#### [Record set]
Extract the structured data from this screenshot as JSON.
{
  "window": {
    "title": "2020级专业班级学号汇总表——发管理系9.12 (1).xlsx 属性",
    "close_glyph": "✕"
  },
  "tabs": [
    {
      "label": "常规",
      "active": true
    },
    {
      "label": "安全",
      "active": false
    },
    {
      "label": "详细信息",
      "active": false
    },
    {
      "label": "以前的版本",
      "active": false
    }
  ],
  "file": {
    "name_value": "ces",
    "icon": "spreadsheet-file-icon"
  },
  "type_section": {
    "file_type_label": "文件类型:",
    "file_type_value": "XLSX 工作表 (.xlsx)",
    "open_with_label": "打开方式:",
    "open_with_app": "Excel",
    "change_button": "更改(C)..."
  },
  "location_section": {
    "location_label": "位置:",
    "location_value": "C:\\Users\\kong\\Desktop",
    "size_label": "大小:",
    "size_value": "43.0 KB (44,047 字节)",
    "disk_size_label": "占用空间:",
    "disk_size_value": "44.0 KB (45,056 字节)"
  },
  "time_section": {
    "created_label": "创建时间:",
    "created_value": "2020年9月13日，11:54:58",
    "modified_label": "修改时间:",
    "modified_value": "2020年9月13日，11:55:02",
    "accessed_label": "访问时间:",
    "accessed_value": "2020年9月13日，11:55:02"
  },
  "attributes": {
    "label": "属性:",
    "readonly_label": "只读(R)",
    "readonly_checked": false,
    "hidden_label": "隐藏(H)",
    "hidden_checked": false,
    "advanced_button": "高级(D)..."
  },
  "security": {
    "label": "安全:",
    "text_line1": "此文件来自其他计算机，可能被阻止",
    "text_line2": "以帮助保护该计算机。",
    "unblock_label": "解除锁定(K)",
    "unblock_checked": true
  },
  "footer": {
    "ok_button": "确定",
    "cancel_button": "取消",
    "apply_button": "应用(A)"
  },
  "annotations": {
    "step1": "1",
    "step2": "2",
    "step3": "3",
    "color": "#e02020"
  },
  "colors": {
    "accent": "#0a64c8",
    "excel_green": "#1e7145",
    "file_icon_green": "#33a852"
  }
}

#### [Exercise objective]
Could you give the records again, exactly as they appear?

#### [Result of this exercise]
Extract the structured data from this screenshot as JSON.
{
  "window": {
    "title": "2020级专业班级学号汇总表——发管理系9.12 (1).xlsx 属性",
    "close_glyph": "✕"
  },
  "tabs": [
    {
      "label": "常规",
      "active": true
    },
    {
      "label": "安全",
      "active": false
    },
    {
      "label": "详细信息",
      "active": false
    },
    {
      "label": "以前的版本",
      "active": false
    }
  ],
  "file": {
    "name_value": "ces",
    "icon": "spreadsheet-file-icon"
  },
  "type_section": {
    "file_type_label": "文件类型:",
    "file_type_value": "XLSX 工作表 (.xlsx)",
    "open_with_label": "打开方式:",
    "open_with_app": "Excel",
    "change_button": "更改(C)..."
  },
  "location_section": {
    "location_label": "位置:",
    "location_value": "C:\\Users\\kong\\Desktop",
    "size_label": "大小:",
    "size_value": "43.0 KB (44,047 字节)",
    "disk_size_label": "占用空间:",
    "disk_size_value": "44.0 KB (45,056 字节)"
  },
  "time_section": {
    "created_label": "创建时间:",
    "created_value": "2020年9月13日，11:54:58",
    "modified_label": "修改时间:",
    "modified_value": "2020年9月13日，11:55:02",
    "accessed_label": "访问时间:",
    "accessed_value": "2020年9月13日，11:55:02"
  },
  "attributes": {
    "label": "属性:",
    "readonly_label": "只读(R)",
    "readonly_checked": false,
    "hidden_label": "隐藏(H)",
    "hidden_checked": false,
    "advanced_button": "高级(D)..."
  },
  "security": {
    "label": "安全:",
    "text_line1": "此文件来自其他计算机，可能被阻止",
    "text_line2": "以帮助保护该计算机。",
    "unblock_label": "解除锁定(K)",
    "unblock_checked": true
  },
  "footer": {
    "ok_button": "确定",
    "cancel_button": "取消",
    "apply_button": "应用(A)"
  },
  "annotations": {
    "step1": "1",
    "step2": "2",
    "step3": "3",
    "color": "#e02020"
  },
  "colors": {
    "accent": "#0a64c8",
    "excel_green": "#1e7145",
    "file_icon_green": "#33a852"
  }
}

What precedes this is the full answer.